Even though I myself spend 23 hours per day on the computer writing my blog and buying unneeded things on etsy, I realize it is not healthy for my children to spend more than six seconds per day on the computer or their eyes will fall out of their heads and their brains will explode. (Yes, it is an awesome responsibility to be a parent.) Imagine my surprise when my kindergartner came home from school the other day tossing around computer trivia facts like they were Halloween candy.
“So, Mommy, my teacher in Computer Lab today was showing us how to boot up the computer. Then, you click the mice on the bottom left to open up your selected program option and then you can do a game about counting. You drag the mice to the individual apples in the tree until you see that is where the cursor is and then when you are done, you click on the little number icon and it lights up and chimes! It is so cool.”
Wow, maybe I had been unnecessarily stingy with the computer time in our household. Maybe I was unconsciously stifling my children’s natural curiosity and intellectual growth, and unintentionally jeopardizing their futures as the next Bill Gates. At the insistent urging of my older son, I agreed that Short could do a Club Penguin computer game for five minutes (Queen Virgo handed him a timer).
We sat down together at the computer and I was amazed to discover that my child’s computer skills gleaned from one month in kindergarten far surpassed my own. The penguins had Puffles (small pets) and outfits and adventures and vacations and igloos and discothèques. The penguins seemed to live a nicer life than most college students.
Short was even kind enough to let me play Club Penguin for a minute. I didn’t understand what the heck was going on, but that’s okay because my helpful five-year-old was there to give me detailed instructions. When I got stuck and couldn’t really see some crucial element that was past the bottom of the screen, he commandeered the mouse and shouted, “Here, Mommy, squirrel down! Squirrel down!”
Thinking this was some sort of new character development/ plot twist in the land of penguins (squirrels are small, cute, and fuzzy—like Puffles), I asked for clarification.
“What squirrel? Where are the squirrels? Do I have to catch any of them? I don’t see them!”
Exasperated with Mommy’s unsettling lack of computer knowledge, Short repeated, “I said for you to squirrel down!
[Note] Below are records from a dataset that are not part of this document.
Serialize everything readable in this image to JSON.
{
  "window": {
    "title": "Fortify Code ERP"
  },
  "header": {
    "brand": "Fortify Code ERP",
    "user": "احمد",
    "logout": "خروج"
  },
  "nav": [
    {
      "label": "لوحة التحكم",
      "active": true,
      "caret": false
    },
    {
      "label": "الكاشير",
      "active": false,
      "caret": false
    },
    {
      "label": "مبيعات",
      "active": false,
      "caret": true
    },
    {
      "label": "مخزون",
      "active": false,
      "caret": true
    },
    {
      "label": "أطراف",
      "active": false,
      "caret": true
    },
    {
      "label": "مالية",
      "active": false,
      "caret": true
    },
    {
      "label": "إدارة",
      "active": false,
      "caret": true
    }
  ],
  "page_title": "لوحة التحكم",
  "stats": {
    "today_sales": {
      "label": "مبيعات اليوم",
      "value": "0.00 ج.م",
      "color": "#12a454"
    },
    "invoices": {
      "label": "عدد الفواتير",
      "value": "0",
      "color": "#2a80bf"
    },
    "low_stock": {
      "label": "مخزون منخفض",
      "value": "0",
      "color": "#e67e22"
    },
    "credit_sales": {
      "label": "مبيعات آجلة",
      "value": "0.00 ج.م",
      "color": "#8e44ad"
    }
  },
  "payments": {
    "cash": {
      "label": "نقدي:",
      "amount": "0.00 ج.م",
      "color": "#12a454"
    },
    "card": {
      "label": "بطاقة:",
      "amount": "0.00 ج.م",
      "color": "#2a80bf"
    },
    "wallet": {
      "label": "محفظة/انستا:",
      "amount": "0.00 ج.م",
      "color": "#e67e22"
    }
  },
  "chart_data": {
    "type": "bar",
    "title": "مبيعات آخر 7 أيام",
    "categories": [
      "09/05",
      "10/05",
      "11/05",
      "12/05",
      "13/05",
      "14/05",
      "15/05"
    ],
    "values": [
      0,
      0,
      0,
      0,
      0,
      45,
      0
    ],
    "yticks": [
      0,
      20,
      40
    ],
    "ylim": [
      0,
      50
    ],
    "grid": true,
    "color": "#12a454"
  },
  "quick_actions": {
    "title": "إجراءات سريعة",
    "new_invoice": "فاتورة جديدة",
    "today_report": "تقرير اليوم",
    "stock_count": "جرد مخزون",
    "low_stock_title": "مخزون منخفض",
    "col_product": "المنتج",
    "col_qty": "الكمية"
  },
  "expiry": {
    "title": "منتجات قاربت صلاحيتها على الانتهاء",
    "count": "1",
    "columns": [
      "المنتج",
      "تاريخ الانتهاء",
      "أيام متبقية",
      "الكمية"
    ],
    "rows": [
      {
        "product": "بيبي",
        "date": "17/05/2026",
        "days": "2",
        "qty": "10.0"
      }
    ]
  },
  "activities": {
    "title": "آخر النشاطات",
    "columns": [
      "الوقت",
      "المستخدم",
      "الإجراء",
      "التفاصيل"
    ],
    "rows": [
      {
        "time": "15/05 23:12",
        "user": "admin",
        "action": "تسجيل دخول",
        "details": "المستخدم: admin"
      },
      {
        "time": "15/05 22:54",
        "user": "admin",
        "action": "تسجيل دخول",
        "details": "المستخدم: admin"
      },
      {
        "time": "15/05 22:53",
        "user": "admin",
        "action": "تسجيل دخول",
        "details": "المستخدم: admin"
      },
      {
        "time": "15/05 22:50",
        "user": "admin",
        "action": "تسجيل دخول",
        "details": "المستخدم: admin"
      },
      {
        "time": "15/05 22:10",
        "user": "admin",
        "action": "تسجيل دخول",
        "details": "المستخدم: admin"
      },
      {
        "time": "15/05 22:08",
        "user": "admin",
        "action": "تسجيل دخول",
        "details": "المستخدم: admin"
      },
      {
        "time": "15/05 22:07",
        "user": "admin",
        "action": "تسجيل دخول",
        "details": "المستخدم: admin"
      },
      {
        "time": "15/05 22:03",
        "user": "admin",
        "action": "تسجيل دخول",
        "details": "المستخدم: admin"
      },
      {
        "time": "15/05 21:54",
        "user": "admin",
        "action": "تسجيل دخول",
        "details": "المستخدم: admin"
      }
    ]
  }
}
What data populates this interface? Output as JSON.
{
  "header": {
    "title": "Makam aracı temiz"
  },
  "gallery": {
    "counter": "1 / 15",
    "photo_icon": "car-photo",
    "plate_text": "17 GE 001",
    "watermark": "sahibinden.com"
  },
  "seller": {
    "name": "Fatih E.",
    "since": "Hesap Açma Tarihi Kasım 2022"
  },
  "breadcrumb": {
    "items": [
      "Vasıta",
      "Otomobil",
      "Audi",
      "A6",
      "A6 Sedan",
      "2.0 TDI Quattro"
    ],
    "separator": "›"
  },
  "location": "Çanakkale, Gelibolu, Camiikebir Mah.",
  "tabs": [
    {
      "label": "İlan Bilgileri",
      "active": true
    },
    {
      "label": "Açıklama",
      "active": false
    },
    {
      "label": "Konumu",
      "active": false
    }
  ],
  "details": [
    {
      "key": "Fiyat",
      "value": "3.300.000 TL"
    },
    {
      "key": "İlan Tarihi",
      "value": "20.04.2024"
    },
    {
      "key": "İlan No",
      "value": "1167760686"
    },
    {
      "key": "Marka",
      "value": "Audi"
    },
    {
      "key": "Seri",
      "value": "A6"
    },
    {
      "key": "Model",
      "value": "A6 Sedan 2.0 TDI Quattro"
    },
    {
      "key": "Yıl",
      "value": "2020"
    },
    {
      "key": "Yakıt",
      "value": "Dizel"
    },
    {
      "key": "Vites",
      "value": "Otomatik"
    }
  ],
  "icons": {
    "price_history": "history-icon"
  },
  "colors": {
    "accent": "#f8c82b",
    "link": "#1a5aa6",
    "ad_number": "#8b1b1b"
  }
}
You know, squirrel down!”
“Okay, Short, I’m trying, uh, to dance squirrel or climb somewhere, but I don’t see the squirrels?” Were squirrels black and white and float around on icebergs and go jet-skiing?
Tall, who had been watching over our shoulders this entire time, said, “Mom, what are you talking about? He’s saying scroll down.”